╭─ PROVIDED MATERIAL

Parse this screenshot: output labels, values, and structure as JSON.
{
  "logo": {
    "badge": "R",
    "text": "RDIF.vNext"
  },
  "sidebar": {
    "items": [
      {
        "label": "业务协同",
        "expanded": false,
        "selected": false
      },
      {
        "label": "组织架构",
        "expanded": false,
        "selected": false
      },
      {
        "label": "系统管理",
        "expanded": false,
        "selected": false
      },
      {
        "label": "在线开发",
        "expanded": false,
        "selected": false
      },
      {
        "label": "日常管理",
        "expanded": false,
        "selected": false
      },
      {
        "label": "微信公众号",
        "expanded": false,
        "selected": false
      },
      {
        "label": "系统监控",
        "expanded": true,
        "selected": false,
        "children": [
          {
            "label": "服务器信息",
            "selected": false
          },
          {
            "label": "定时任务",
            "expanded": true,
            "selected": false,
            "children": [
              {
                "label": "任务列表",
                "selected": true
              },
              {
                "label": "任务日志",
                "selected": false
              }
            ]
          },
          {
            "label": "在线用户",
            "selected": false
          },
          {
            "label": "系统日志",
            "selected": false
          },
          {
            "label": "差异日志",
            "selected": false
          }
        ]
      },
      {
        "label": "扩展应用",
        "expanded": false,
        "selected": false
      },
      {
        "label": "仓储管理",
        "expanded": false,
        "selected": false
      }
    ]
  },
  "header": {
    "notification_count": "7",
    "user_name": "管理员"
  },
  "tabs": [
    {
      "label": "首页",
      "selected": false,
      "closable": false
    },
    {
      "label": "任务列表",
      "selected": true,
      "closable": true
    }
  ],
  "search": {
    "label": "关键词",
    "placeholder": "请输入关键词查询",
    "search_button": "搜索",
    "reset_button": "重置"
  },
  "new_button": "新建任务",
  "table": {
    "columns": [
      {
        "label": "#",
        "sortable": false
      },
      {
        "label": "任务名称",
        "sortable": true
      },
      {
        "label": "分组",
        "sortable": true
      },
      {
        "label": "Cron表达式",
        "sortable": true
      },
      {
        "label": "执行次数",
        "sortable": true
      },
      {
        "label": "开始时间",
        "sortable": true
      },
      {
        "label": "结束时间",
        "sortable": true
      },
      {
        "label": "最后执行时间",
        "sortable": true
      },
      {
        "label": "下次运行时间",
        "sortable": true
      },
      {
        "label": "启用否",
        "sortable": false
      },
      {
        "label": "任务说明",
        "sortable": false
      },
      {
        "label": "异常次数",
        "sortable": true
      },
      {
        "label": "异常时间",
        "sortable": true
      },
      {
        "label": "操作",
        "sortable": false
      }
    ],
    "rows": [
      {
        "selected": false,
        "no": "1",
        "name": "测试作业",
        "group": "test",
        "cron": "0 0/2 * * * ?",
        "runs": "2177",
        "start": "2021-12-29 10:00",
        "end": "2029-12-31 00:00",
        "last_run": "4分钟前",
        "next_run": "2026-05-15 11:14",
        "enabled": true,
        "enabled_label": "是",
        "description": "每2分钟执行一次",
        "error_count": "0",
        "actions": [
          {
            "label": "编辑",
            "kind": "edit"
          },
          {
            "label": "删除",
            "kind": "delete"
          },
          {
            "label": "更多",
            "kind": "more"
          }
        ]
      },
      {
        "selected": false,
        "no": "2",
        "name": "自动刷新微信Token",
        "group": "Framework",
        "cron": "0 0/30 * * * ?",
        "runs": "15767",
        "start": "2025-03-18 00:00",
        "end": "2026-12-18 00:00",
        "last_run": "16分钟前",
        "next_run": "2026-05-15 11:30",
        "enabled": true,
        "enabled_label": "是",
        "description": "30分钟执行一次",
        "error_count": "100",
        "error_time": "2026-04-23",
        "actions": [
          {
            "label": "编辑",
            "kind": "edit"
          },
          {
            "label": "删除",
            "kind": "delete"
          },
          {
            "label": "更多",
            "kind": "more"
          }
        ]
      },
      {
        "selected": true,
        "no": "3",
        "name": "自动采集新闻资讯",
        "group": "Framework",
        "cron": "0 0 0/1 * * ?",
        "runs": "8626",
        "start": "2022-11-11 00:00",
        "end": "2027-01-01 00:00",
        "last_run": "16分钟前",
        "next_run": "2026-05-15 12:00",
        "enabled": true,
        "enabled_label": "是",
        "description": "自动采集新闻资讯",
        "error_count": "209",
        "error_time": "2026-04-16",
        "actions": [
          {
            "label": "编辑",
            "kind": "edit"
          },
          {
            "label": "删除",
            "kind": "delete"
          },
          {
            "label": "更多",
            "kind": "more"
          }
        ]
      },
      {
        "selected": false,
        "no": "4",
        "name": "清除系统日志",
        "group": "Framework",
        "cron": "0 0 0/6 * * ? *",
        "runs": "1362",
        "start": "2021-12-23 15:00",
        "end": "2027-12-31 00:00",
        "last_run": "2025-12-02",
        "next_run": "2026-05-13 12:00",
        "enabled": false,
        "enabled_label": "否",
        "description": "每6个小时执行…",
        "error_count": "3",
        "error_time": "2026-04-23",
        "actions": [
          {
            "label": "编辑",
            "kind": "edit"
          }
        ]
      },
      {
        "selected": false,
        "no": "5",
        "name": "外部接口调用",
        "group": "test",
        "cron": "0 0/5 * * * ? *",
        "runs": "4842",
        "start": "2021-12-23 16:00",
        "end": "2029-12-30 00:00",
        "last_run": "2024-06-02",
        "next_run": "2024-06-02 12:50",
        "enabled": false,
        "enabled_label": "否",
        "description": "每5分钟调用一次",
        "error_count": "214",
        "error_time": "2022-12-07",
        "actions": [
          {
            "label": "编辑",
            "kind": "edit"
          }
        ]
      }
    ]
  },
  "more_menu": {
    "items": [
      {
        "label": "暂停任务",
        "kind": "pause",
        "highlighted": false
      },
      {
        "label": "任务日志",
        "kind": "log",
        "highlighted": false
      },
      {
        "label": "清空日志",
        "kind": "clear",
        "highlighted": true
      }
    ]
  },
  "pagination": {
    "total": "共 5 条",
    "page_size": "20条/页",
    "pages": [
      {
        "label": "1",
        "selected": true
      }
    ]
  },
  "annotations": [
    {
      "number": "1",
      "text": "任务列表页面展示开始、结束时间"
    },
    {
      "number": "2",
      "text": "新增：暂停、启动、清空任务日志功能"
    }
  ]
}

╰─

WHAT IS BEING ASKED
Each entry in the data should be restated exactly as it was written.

EXERCISE ANSWER
Parse this screenshot: output labels, values, and structure as JSON.
{
  "logo": {
    "badge": "R",
    "text": "RDIF.vNext"
  },
  "sidebar": {
    "items": [
      {
        "label": "业务协同",
        "expanded": false,
        "selected": false
      },
      {
        "label": "组织架构",
        "expanded": false,
        "selected": false
      },
      {
        "label": "系统管理",
        "expanded": false,
        "selected": false
      },
      {
        "label": "在线开发",
        "expanded": false,
        "selected": false
      },
      {
        "label": "日常管理",
        "expanded": false,
        "selected": false
      },
      {
        "label": "微信公众号",
        "expanded": false,
        "selected": false
      },
      {
        "label": "系统监控",
        "expanded": true,
        "selected": false,
        "children": [
          {
            "label": "服务器信息",
            "selected": false
          },
          {
            "label": "定时任务",
            "expanded": true,
            "selected": false,
            "children": [
              {
                "label": "任务列表",
                "selected": true
              },
              {
                "label": "任务日志",
                "selected": false
              }
            ]
          },
          {
            "label": "在线用户",
            "selected": false
          },
          {
            "label": "系统日志",
            "selected": false
          },
          {
            "label": "差异日志",
            "selected": false
          }
        ]
      },
      {
        "label": "扩展应用",
        "expanded": false,
        "selected": false
      },
      {
        "label": "仓储管理",
        "expanded": false,
        "selected": false
      }
    ]
  },
  "header": {
    "notification_count": "7",
    "user_name": "管理员"
  },
  "tabs": [
    {
      "label": "首页",
      "selected": false,
      "closable": false
    },
    {
      "label": "任务列表",
      "selected": true,
      "closable": true
    }
  ],
  "search": {
    "label": "关键词",
    "placeholder": "请输入关键词查询",
    "search_button": "搜索",
    "reset_button": "重置"
  },
  "new_button": "新建任务",
  "table": {
    "columns": [
      {
        "label": "#",
        "sortable": false
      },
      {
        "label": "任务名称",
        "sortable": true
      },
      {
        "label": "分组",
        "sortable": true
      },
      {
        "label": "Cron表达式",
        "sortable": true
      },
      {
        "label": "执行次数",
        "sortable": true
      },
      {
        "label": "开始时间",
        "sortable": true
      },
      {
        "label": "结束时间",
        "sortable": true
      },
      {
        "label": "最后执行时间",
        "sortable": true
      },
      {
        "label": "下次运行时间",
        "sortable": true
      },
      {
        "label": "启用否",
        "sortable": false
      },
      {
        "label": "任务说明",
        "sortable": false
      },
      {
        "label": "异常次数",
        "sortable": true
      },
      {
        "label": "异常时间",
        "sortable": true
      },
      {
        "label": "操作",
        "sortable": false
      }
    ],
    "rows": [
      {
        "selected": false,
        "no": "1",
        "name": "测试作业",
        "group": "test",
        "cron": "0 0/2 * * * ?",
        "runs": "2177",
        "start": "2021-12-29 10:00",
        "end": "2029-12-31 00:00",
        "last_run": "4分钟前",
        "next_run": "2026-05-15 11:14",
        "enabled": true,
        "enabled_label": "是",
        "description": "每2分钟执行一次",
        "error_count": "0",
        "actions": [
          {
            "label": "编辑",
            "kind": "edit"
          },
          {
            "label": "删除",
            "kind": "delete"
          },
          {
            "label": "更多",
            "kind": "more"
          }
        ]
      },
      {
        "selected": false,
        "no": "2",
        "name": "自动刷新微信Token",
        "group": "Framework",
        "cron": "0 0/30 * * * ?",
        "runs": "15767",
        "start": "2025-03-18 00:00",
        "end": "2026-12-18 00:00",
        "last_run": "16分钟前",
        "next_run": "2026-05-15 11:30",
        "enabled": true,
        "enabled_label": "是",
        "description": "30分钟执行一次",
        "error_count": "100",
        "error_time": "2026-04-23",
        "actions": [
          {
            "label": "编辑",
            "kind": "edit"
          },
          {
            "label": "删除",
            "kind": "delete"
          },
          {
            "label": "更多",
            "kind": "more"
          }
        ]
      },
      {
        "selected": true,
        "no": "3",
        "name": "自动采集新闻资讯",
        "group": "Framework",
        "cron": "0 0 0/1 * * ?",
        "runs": "8626",
        "start": "2022-11-11 00:00",
        "end": "2027-01-01 00:00",
        "last_run": "16分钟前",
        "next_run": "2026-05-15 12:00",
        "enabled": true,
        "enabled_label": "是",
        "description": "自动采集新闻资讯",
        "error_count": "209",
        "error_time": "2026-04-16",
        "actions": [
          {
            "label": "编辑",
            "kind": "edit"
          },
          {
            "label": "删除",
            "kind": "delete"
          },
          {
            "label": "更多",
            "kind": "more"
          }
        ]
      },
      {
        "selected": false,
        "no": "4",
        "name": "清除系统日志",
        "group": "Framework",
        "cron": "0 0 0/6 * * ? *",
        "runs": "1362",
        "start": "2021-12-23 15:00",
        "end": "2027-12-31 00:00",
        "last_run": "2025-12-02",
        "next_run": "2026-05-13 12:00",
        "enabled": false,
        "enabled_label": "否",
        "description": "每6个小时执行…",
        "error_count": "3",
        "error_time": "2026-04-23",
        "actions": [
          {
            "label": "编辑",
            "kind": "edit"
          }
        ]
      },
      {
        "selected": false,
        "no": "5",
        "name": "外部接口调用",
        "group": "test",
        "cron": "0 0/5 * * * ? *",
        "runs": "4842",
        "start": "2021-12-23 16:00",
        "end": "2029-12-30 00:00",
        "last_run": "2024-06-02",
        "next_run": "2024-06-02 12:50",
        "enabled": false,
        "enabled_label": "否",
        "description": "每5分钟调用一次",
        "error_count": "214",
        "error_time": "2022-12-07",
        "actions": [
          {
            "label": "编辑",
            "kind": "edit"
          }
        ]
      }
    ]
  },
  "more_menu": {
    "items": [
      {
        "label": "暂停任务",
        "kind": "pause",
        "highlighted": false
      },
      {
        "label": "任务日志",
        "kind": "log",
        "highlighted": false
      },
      {
        "label": "清空日志",
        "kind": "clear",
        "highlighted": true
      }
    ]
  },
  "pagination": {
    "total": "共 5 条",
    "page_size": "20条/页",
    "pages": [
      {
        "label": "1",
        "selected": true
      }
    ]
  },
  "annotations": [
    {
      "number": "1",
      "text": "任务列表页面展示开始、结束时间"
    },
    {
      "number": "2",
      "text": "新增：暂停、启动、清空任务日志功能"
    }
  ]
}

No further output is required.